Are the Benefits of Prescription Drugs Large Enough to Excuse Overdose Deaths?
That is the question I found myself asking while looking at a new Centers for Disease Control report that analyzes drug-overdose deaths in Florida from 2003-2009. I am guessing the answer is a resounding yes, but it’s probably a question worth asking. During that period, the death rate for prescription drugs rose 84.2 percent, from 7.3 to 13.4 per 100,000 people. (Note that these numbers represent unintentional deaths, not suicides — although when you’re talking about death by drugs, the intention isn’t always clear.) Interestingly, the death rate from illicit drugs — primarily heroin and cocaine — has fallen 21.4 percent, to 3.4 per 100,000 people.
That makes the rate of death by prescription overdose nearly 4 times that of illicit drugs — and a lot more people use prescriptions than cocaine or heroin.

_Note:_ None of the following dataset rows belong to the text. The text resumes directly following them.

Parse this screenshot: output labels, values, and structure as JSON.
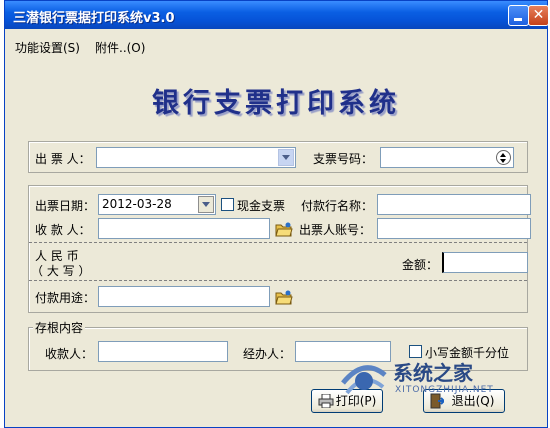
{
  "window": {
    "title": "三潜银行票据打印系统v3.0",
    "close_glyph": "✕"
  },
  "menu": {
    "settings": "功能设置(S)",
    "attachments": "附件..(O)"
  },
  "app_title": "银行支票打印系统",
  "drawer": {
    "label": "出 票 人：",
    "value": ""
  },
  "cheque_no": {
    "label": "支票号码：",
    "value": ""
  },
  "issue_date": {
    "label": "出票日期：",
    "value": "2012-03-28"
  },
  "cash_cheque": {
    "label": "现金支票",
    "checked": false
  },
  "payer_bank": {
    "label": "付款行名称：",
    "value": ""
  },
  "payee": {
    "label": "收 款 人：",
    "value": ""
  },
  "drawer_account": {
    "label": "出票人账号：",
    "value": ""
  },
  "amount_words": {
    "line1": "人 民 币",
    "line2": "（ 大 写 ）"
  },
  "amount": {
    "label": "金额：",
    "value": ""
  },
  "purpose": {
    "label": "付款用途：",
    "value": ""
  },
  "stub": {
    "legend": "存根内容",
    "payee_label": "收款人：",
    "handler_label": "经办人：",
    "lowercase_thousands": "小写金额千分位"
  },
  "buttons": {
    "print": "打印(P)",
    "exit": "退出(Q)"
  },
  "watermark": {
    "text": "系统之家",
    "sub": "XITONGZHIJIA.NET"
  }
}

Meanwhile, the overdose rate from alcohol has risen 81.4 percent over the same period, to 2.8 per 100,000. This is a complex issue of course but it is interesting to me that illicit drug-related deaths fell so much, as alcohol and prescription drug-related deaths both increased substantially.